- Wilson’s disease—A genetic condition which include the inability of the body to excrete copper. This lead to a dangerous build-up of copper in the body.
- Menkes syndrome—A genetic condition that prevents proper copper absorption. It results in an accumulation of copper is some tissues, but not in others. This can lead to blood disorders or nerve problems.
- Medications or supplements—For example, high levels of zinc interfere with copper absorption, creating a deficiency.
If you are concerned about how much copper you are getting in your diet, talk to your doctor before supplementing.
Department of Agriculture
Eat Right—Academy of Nutrition and Dietetics
Dietitians of Canada
Copper. Linus Pauling Institute, Oregon State University website. Available at: http://lpi.oregonstate.edu/mic/minerals/copper. Updated January 2014. Accessed June 30, 2016.
Copper deficiency. EBSCO DynaMed Plus website. Available at: http://www.dynamed.com/topics/dmp~AN~T113792/Copper-deficiency. Updated June 20, 2014. Accessed June 30, 2016.

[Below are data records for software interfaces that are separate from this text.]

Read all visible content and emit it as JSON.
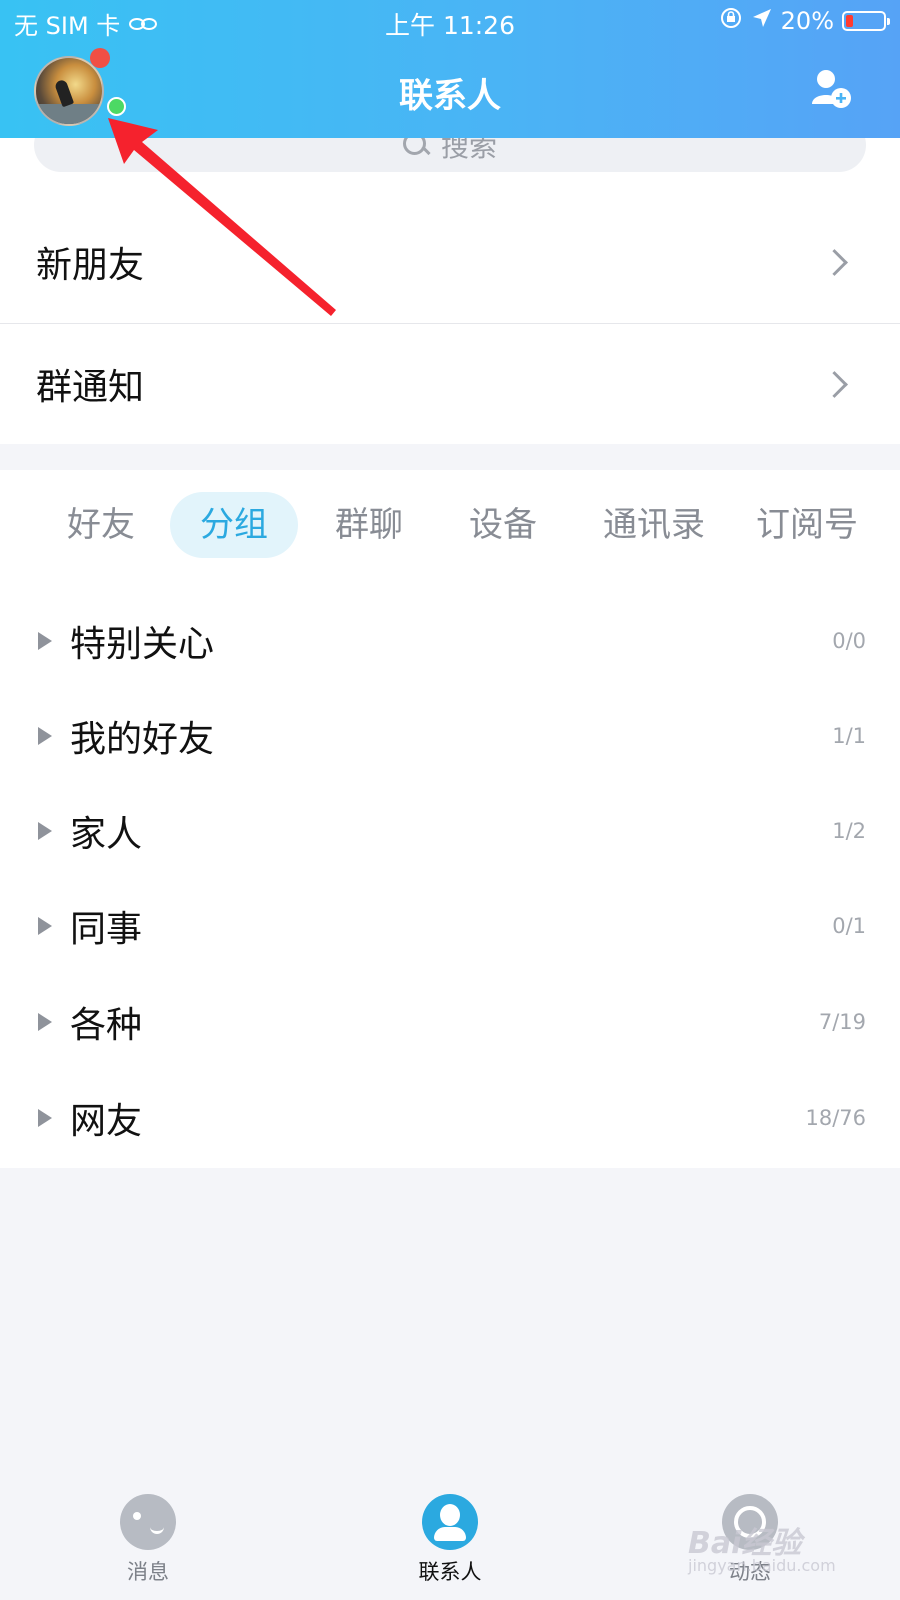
{
  "status_bar": {
    "carrier": "无 SIM 卡",
    "time": "上午 11:26",
    "battery": "20%",
    "battery_level": 0.2
  },
  "header": {
    "title": "联系人",
    "add_friend_icon": "add-person-icon"
  },
  "search": {
    "placeholder": "搜索"
  },
  "entries": {
    "new_friends": "新朋友",
    "group_notice": "群通知"
  },
  "tabs": [
    {
      "label": "好友"
    },
    {
      "label": "分组",
      "active": true
    },
    {
      "label": "群聊"
    },
    {
      "label": "设备"
    },
    {
      "label": "通讯录"
    },
    {
      "label": "订阅号"
    }
  ],
  "groups": [
    {
      "name": "特别关心",
      "count": "0/0"
    },
    {
      "name": "我的好友",
      "count": "1/1"
    },
    {
      "name": "家人",
      "count": "1/2"
    },
    {
      "name": "同事",
      "count": "0/1"
    },
    {
      "name": "各种",
      "count": "7/19"
    },
    {
      "name": "网友",
      "count": "18/76"
    }
  ],
  "tabbar": [
    {
      "label": "消息",
      "icon": "message-icon"
    },
    {
      "label": "联系人",
      "icon": "contacts-icon",
      "active": true
    },
    {
      "label": "动态",
      "icon": "feed-icon"
    }
  ],
  "watermark": {
    "brand": "Bai经验",
    "url": "jingyan.baidu.com"
  },
  "colors": {
    "accent": "#2ba9e0",
    "header_start": "#38c2f3",
    "header_end": "#56a3f6",
    "annotation_arrow": "#f5222d"
  }
}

Dietary reference intakes: elements. Institute of Medicine website. Available at: http://www.nationalacademies.org/hmd/Global/News%20Announcements/~/media/48FAAA2FD9E74D95BBDA2236E7387B49.ashx. Accessed June 30, 2016.
Obikoya G. The benefits of zinc. The Vitamins & Nutrition Center website. Available at: http://www.vitamins-nutrition.org/vitamins/zinc.html. Accessed June 30, 2016.
Zinc. Office of Dietary Supplements website. Available at: https://ods.od.nih.gov/factsheets/Zinc-HealthProfessional. Updated February 11, 2016. Accessed June 30, 2016.
- Reviewer: Michael Woods, MD, FAAP
- Review Date: 06/2016
- Update Date: 02/16/2017